Pennsylvania and surrounding states could benefit from additional dairy processing capacity in the form of cheese plants. This was the findings of a recent study commissioned by the Pennsylvania Department of Agriculture and the Center for Dairy Excellence.
The study titled “Analysis of Economic Incentives for Additional Dairy Processing Capacity in Pennsylvania” found that investing in more capacity could produce $34.7 million annually in combined revenue generation and cost savings.
New processing plants would ideally be located in State College and Reading to help limit trucking. The two plants would preferably make non-American cheese such as Italian or specialty styles, while also processing 4 million lb. of raw milk per day.
Leading the study was:
- Chuck Nicholson, an adjunct associate professor at Cornell University, formerly with Penn State University when the study started in 2016
- Mark Stephenson, director of dairy policy analysis at the University of Wisconsin Madison
- Andrew Novakovic, professor of agricultural economics at Cornell University
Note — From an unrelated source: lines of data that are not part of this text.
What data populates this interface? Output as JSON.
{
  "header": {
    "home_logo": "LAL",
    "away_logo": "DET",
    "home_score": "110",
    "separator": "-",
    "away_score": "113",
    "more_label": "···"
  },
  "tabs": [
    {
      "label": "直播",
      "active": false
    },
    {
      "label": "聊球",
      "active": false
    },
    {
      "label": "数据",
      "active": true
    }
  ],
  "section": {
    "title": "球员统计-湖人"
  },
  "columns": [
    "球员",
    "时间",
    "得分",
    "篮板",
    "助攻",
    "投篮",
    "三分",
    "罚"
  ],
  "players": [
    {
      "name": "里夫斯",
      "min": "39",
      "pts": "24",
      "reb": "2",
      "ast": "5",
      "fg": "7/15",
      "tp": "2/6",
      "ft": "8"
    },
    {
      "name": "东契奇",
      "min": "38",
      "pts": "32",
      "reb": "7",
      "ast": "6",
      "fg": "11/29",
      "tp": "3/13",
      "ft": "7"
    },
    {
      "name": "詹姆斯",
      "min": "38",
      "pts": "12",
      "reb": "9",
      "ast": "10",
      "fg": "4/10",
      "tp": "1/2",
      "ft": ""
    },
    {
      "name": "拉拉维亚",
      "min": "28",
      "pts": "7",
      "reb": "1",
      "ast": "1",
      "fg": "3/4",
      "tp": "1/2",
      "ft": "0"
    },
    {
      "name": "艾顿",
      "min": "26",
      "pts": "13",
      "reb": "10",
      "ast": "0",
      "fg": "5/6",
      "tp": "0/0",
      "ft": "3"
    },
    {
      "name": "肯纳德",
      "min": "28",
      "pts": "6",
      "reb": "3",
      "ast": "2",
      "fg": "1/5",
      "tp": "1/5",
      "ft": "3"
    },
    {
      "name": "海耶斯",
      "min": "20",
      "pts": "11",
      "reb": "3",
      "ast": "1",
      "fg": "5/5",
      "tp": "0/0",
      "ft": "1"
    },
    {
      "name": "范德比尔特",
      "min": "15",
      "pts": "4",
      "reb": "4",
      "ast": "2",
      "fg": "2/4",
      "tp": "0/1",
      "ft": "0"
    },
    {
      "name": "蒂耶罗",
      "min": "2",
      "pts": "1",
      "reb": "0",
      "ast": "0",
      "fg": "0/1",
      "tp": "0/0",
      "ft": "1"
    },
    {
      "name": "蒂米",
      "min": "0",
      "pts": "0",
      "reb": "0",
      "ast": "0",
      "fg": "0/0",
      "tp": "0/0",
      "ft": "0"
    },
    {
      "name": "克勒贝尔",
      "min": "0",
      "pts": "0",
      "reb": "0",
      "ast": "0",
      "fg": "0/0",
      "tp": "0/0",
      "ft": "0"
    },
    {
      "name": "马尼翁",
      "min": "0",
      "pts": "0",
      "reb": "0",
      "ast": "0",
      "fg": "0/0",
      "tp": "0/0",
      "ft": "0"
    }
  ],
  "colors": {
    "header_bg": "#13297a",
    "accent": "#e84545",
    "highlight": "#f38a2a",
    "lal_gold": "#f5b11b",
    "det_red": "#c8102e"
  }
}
“Pennsylvania is one of the few major dairy states that are net exporters of raw milk,” Stephenson says. “Having additional dairy processing in the state would markedly increase the marginal value of milk produced in Pennsylvania now being shipped out-of-state. That would generate economic benefits for the state, while enhance the marginal value of milk for Pennsylvania dairy producers by about $28.8 million annually, according to our findings.”
A reduction in hauling cost from the plants is estimated to be $5.9 million annually. At the mail box level hauling costs would drop $0.05/cwt for all Pennsylvania milk. Milk prices would rise statewide average of $0.26/cwt to $0.29/cwt, depending on location.
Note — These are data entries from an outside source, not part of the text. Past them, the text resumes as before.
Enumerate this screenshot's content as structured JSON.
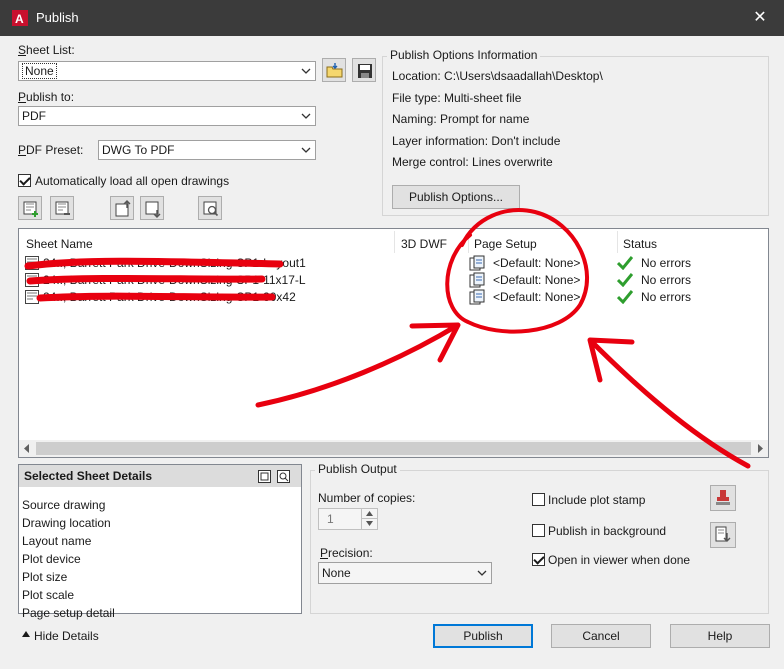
{
  "window": {
    "title": "Publish",
    "close_glyph": "✕"
  },
  "sheet_list": {
    "label": "Sheet List:",
    "value": "None"
  },
  "publish_to": {
    "label": "Publish to:",
    "value": "PDF"
  },
  "pdf_preset": {
    "label": "PDF Preset:",
    "value": "DWG To PDF"
  },
  "auto_load": {
    "label": "Automatically load all open drawings",
    "checked": true
  },
  "options_info": {
    "title": "Publish Options Information",
    "location": "Location: C:\\Users\\dsaadallah\\Desktop\\",
    "file_type": "File type: Multi-sheet file",
    "naming": "Naming: Prompt for name",
    "layer_info": "Layer information: Don't include",
    "merge_control": "Merge control: Lines overwrite",
    "button_label": "Publish Options..."
  },
  "table": {
    "columns": [
      "Sheet Name",
      "3D DWF",
      "Page Setup",
      "Status"
    ],
    "rows": [
      {
        "name": "24.., Barrett Park Drive-DownSizing-SP1-Layout1",
        "page_setup": "<Default: None>",
        "status": "No errors"
      },
      {
        "name": "24.., Barrett Park Drive-DownSizing-SP1-11x17-L",
        "page_setup": "<Default: None>",
        "status": "No errors"
      },
      {
        "name": "24.., Barrett Park Drive-DownSizing-SP1-30x42",
        "page_setup": "<Default: None>",
        "status": "No errors"
      }
    ]
  },
  "selected_details": {
    "title": "Selected Sheet Details",
    "items": [
      "Source drawing",
      "Drawing location",
      "Layout name",
      "Plot device",
      "Plot size",
      "Plot scale",
      "Page setup detail"
    ]
  },
  "publish_output": {
    "title": "Publish Output",
    "copies_label": "Number of copies:",
    "copies_value": "1",
    "precision_label": "Precision:",
    "precision_value": "None",
    "include_plot_stamp": "Include plot stamp",
    "publish_background": "Publish in background",
    "open_viewer": "Open in viewer when done"
  },
  "footer": {
    "hide_details": "Hide Details",
    "publish": "Publish",
    "cancel": "Cancel",
    "help": "Help"
  },
  "colors": {
    "accent": "#0078d7",
    "annotation": "#e8000f",
    "status_ok": "#2e9e2e"
  }
}
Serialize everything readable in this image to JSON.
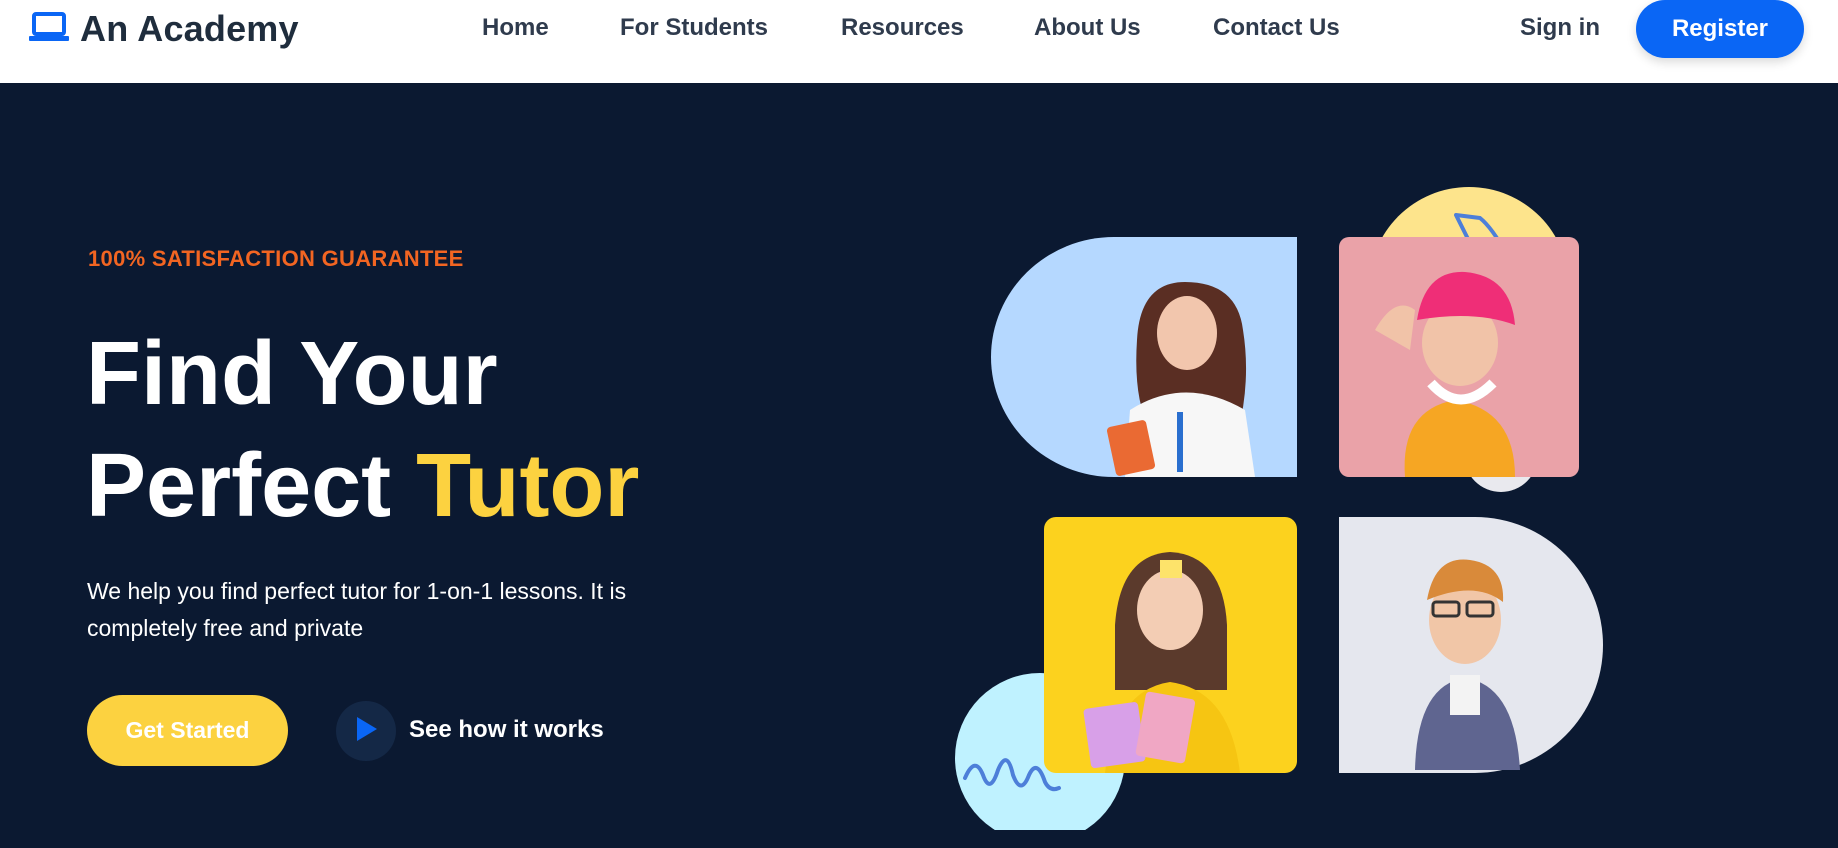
{
  "brand": {
    "name": "An Academy",
    "icon": "laptop-icon"
  },
  "nav": {
    "links": [
      "Home",
      "For Students",
      "Resources",
      "About Us",
      "Contact Us"
    ],
    "signin": "Sign in",
    "register": "Register"
  },
  "hero": {
    "tag": "100% SATISFACTION GUARANTEE",
    "title_line1": "Find Your",
    "title_line2_plain": "Perfect",
    "title_line2_accent": "Tutor",
    "description": "We help you find perfect tutor for 1-on-1 lessons. It is completely free and private",
    "primary_cta": "Get Started",
    "secondary_cta": "See how it works",
    "secondary_icon": "play-icon"
  },
  "colors": {
    "brand_blue": "#0a66f5",
    "hero_bg": "#0b1931",
    "accent_yellow": "#fcd240",
    "tag_orange": "#f26522"
  }
}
With the savings in trucking and a marginal increase in milk value, the study projects $433 million could be invested to construct the two processing plants.
Two new cheese plants are estimated to create 1,100 jobs in Pennsylvania and generate additional economic activity estimated at $1.5 billion.
The three study authors believe there would not only be a benefit to Pennsylvania, but also Maryland and Virginia should new plants be built.